- Emotional and mental health complications – such as anxiety, depression, postpartum depression, substance use, low self-esteem and relationship issues
While no guaranteed method exists to prevent bulimia, there are a number of preventative steps that can help to reduce the risk of developing this disorder.
The promotion of positive body images is crucial in reducing societal pressures on vulnerable young women. As women in their formative years are at increased risk of developing bulimia, focusing on positive body image messages and reducing exposure to negative body image messages can powerfully contribute to eating disorder risk reductions.

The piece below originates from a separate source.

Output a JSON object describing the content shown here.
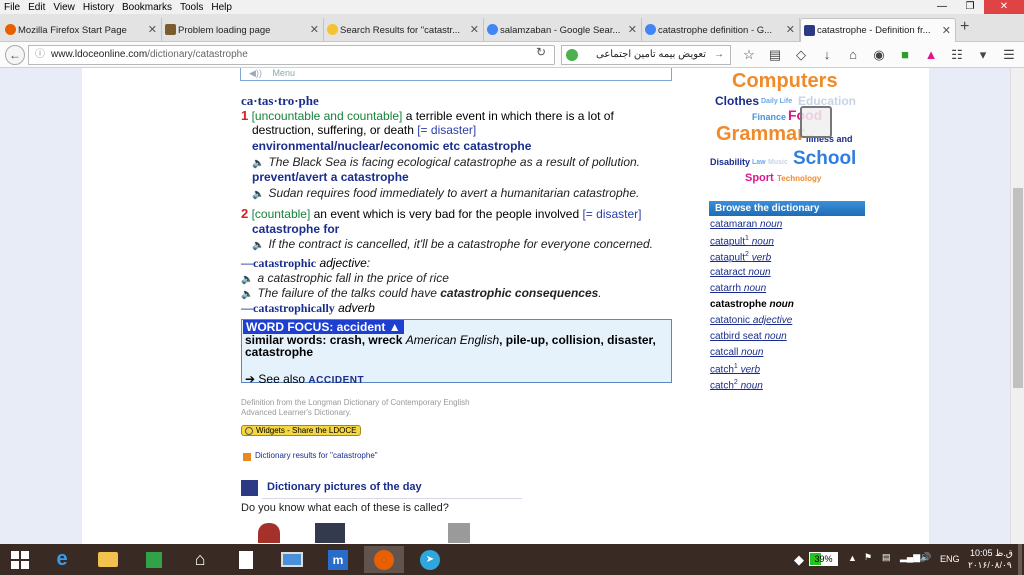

Building healthy eating habits can also be a preventative lifestyle tool that can reduce the risk of bulimic behaviours. Crucially, seeking help for bulimia’s emotional or psychological issues when their symptoms first arise can also divert a potential eating disorder from developing in the future.
By familiarising yourself with the symptoms and risk factors of bulimia, you can identify if you may need to reach out for compassionate, care-filled support to aid your recovery.
You may require a combination of treatments to achieve bulimia recovery. A combination of psychotherapy, medications, nutrition education and physical therapies may be needed to overcome the damage this disorder can cause.
Treatments may include:
- Psychotherapy – this is a key component in treating bulimia, with cognitive-behavioural therapy (CBT) and dialectical behaviour therapy (DBT) both offering effective forms of treatment. CBT can be useful in identifying the negative thoughts and beliefs that provide the foundation for bingeing and purging behaviours, while DBT can assist in emotion management and the development of effective coping skills.
- Medication – some antidepressant medications may be prescribed to help treat the symptoms of bulimia, as anxiety and depression are often common conditions for individuals with this eating disorder.
- Nutritional counselling – this is a significant part of any bulimia recovery journey. A qualified dietitian will work with the individual to build healthy, balanced meal plans, educating them about appropriate nutrition and supporting them in developing healthy eating habits.
- Inpatient or residential treatment – depending on the severity of the bulimia, some individuals may require inpatient or residential treatment. Here, patients receive 24-hour medical and psychiatric care, which can be a powerful step towards breaking the bulimia cycle and building a foundation for ongoing recovery.
How can we help?
At Hope In Health, you’ll find the highest quality of bulimia treatment with our compassionate, holistic approach to genuine transformation.
Our comprehensive treatments can offer individuals with bulimia the opportunity to recover from this debilitating and life-threatening mental health disorder. Our expert practitioners will work with you to develop a personalised bulimia therapy treatment plan grounded in your unique needs and recovery goals.